---------- Records shown

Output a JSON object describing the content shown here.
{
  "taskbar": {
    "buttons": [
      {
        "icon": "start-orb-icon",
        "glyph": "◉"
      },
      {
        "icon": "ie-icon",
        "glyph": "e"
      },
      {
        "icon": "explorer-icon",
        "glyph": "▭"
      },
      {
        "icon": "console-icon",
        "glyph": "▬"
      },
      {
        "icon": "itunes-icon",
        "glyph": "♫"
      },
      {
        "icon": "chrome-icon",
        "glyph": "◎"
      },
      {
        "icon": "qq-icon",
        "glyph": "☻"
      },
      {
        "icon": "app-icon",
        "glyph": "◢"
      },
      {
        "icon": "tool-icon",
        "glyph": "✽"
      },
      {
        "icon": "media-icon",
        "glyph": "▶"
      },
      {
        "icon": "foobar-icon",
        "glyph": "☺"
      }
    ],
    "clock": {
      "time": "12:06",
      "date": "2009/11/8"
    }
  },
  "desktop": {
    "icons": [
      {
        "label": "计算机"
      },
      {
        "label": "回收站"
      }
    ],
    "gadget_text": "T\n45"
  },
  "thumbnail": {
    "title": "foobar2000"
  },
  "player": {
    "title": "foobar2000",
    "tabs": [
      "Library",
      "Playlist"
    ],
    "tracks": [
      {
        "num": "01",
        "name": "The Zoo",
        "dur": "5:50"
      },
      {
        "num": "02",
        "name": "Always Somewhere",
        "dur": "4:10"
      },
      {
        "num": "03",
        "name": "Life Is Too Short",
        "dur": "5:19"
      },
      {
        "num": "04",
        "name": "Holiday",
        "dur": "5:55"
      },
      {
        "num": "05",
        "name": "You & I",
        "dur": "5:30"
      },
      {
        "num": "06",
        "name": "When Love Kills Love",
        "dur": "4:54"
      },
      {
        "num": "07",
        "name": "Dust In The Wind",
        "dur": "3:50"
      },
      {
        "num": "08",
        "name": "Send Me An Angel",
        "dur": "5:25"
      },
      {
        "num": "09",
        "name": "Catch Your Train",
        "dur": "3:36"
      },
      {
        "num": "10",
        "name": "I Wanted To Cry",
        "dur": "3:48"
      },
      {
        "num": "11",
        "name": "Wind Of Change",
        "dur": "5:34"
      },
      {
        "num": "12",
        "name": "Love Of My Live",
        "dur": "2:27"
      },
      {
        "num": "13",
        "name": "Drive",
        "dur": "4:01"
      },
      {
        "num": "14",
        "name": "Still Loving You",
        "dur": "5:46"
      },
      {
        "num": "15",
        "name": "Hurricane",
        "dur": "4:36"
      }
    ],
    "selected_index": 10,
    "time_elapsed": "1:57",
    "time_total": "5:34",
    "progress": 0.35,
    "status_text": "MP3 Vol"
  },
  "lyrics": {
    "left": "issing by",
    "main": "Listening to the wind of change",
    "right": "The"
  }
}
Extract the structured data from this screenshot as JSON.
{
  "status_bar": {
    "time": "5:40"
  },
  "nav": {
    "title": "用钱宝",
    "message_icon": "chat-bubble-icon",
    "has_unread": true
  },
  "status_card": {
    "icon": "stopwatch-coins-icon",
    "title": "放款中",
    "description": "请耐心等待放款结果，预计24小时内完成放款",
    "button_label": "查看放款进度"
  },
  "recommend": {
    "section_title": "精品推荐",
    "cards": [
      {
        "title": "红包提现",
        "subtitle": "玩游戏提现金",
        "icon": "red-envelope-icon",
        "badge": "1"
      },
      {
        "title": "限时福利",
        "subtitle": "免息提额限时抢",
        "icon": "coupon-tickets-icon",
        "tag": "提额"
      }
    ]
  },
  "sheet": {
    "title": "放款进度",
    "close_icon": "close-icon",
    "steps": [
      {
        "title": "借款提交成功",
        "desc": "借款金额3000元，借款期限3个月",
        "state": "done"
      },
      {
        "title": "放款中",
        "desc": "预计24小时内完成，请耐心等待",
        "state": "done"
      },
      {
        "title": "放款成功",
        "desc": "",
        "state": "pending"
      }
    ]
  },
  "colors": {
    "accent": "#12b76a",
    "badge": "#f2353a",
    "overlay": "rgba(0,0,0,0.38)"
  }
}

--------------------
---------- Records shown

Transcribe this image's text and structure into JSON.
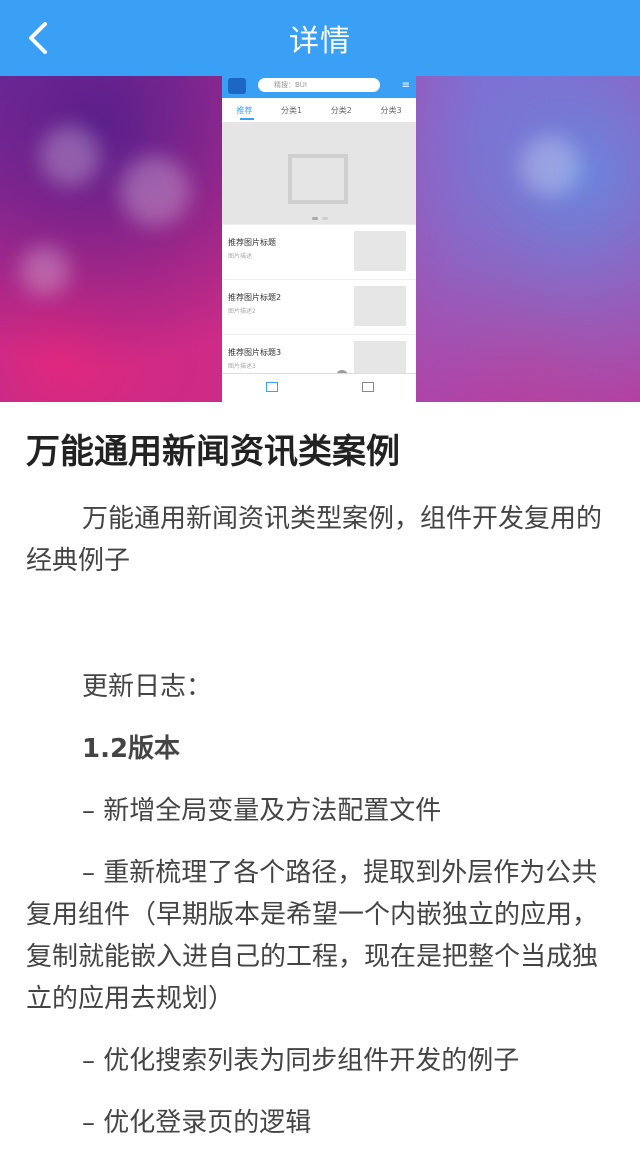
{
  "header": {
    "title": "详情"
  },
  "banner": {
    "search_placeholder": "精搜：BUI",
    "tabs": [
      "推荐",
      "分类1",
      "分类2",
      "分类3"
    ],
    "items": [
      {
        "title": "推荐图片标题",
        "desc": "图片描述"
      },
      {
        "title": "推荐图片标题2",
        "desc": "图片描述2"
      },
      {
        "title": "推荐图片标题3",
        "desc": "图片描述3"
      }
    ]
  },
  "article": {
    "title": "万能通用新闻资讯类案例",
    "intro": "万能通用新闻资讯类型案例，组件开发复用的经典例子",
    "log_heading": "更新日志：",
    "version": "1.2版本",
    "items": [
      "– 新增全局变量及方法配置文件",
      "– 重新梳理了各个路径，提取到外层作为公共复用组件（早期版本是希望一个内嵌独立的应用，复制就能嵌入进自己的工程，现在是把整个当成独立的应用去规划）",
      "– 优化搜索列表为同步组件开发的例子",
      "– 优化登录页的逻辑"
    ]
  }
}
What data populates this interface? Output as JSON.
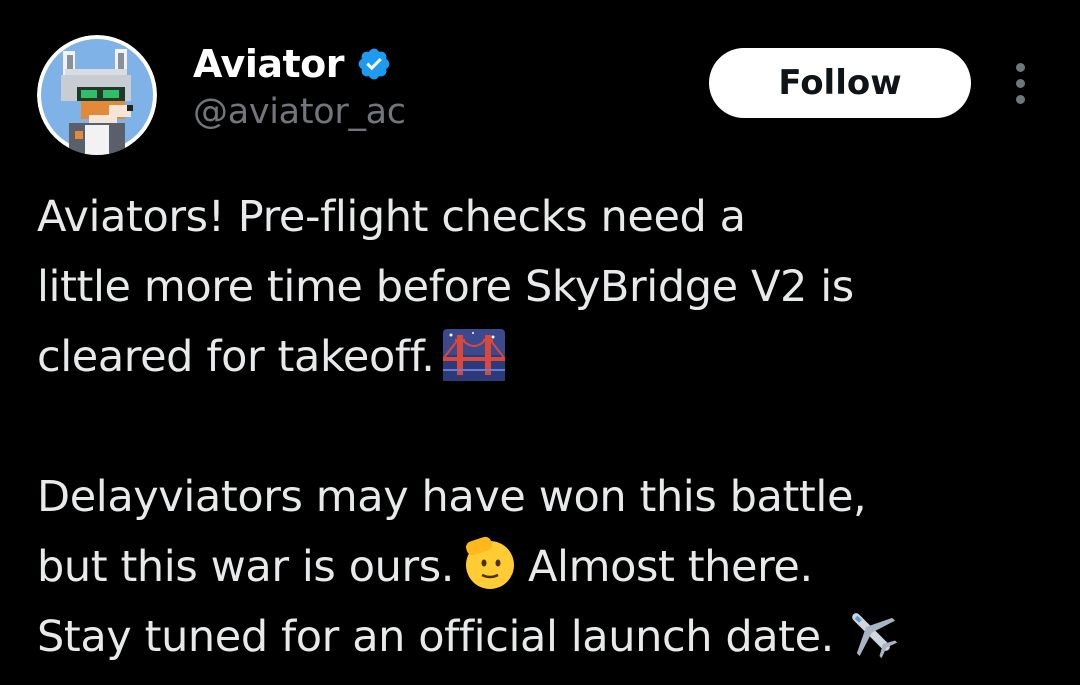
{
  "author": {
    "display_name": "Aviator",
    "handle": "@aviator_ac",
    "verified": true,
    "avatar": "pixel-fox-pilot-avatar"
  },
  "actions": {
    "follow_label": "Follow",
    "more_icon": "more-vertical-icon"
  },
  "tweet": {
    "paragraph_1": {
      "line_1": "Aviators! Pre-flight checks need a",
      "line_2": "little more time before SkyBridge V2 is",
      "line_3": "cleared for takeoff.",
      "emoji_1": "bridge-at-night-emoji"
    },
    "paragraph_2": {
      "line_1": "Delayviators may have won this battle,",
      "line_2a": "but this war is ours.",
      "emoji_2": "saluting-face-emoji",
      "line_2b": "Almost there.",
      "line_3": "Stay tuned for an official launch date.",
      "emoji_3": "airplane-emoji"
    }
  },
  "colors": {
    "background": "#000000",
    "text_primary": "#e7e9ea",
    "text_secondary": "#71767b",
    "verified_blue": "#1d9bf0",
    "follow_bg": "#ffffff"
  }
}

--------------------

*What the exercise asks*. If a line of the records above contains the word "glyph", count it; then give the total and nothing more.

*Response area*. 11